(Dataset rows for apps and sites)
↓↓↓

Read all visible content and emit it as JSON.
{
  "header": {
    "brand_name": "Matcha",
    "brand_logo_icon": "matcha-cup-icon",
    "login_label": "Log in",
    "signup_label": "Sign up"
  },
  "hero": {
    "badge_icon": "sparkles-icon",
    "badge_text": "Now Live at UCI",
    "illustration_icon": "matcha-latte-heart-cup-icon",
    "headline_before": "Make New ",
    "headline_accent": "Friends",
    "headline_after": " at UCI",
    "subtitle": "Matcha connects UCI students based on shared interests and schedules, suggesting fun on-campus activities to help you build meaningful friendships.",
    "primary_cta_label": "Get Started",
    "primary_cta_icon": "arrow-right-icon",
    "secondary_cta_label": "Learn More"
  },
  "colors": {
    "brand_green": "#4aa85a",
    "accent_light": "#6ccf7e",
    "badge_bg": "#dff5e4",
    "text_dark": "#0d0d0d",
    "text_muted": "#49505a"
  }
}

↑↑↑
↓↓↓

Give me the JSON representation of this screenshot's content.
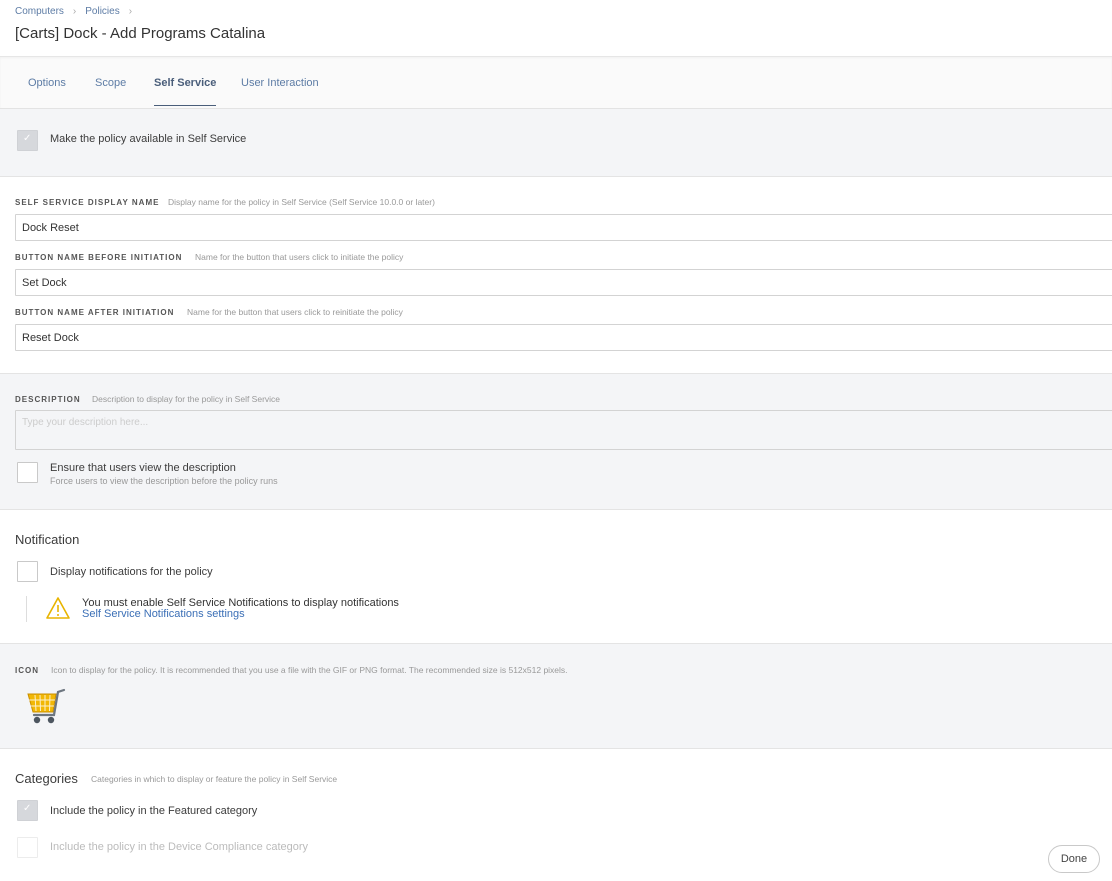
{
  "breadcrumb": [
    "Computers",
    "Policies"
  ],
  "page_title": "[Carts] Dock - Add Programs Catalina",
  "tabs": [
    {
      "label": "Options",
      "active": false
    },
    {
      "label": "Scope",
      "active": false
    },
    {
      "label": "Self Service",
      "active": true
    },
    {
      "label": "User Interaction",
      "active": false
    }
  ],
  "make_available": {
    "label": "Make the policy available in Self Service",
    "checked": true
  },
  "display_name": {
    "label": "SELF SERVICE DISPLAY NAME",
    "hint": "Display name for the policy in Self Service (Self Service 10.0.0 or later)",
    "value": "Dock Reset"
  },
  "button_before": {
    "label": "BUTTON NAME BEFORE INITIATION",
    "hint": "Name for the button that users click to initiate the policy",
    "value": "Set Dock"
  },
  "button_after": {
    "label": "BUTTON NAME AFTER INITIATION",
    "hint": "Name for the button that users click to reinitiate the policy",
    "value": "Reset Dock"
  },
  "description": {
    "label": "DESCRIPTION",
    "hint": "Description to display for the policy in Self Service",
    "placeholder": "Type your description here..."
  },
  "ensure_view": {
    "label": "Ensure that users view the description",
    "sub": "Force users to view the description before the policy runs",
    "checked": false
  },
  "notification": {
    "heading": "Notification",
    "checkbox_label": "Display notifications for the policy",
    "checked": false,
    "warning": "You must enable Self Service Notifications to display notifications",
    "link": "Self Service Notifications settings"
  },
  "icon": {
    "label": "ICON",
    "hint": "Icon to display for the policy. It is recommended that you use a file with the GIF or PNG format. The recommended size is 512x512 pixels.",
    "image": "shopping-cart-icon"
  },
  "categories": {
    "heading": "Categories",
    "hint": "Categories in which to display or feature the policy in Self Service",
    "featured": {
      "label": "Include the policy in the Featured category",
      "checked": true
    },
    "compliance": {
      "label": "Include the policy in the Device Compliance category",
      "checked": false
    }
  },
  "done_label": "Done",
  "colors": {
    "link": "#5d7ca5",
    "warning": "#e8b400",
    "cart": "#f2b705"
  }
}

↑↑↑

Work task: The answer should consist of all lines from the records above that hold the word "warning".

Solution to this task:
    "warning": "You must enable Self Service Notifications to display notifications",
    "warning": "#e8b400",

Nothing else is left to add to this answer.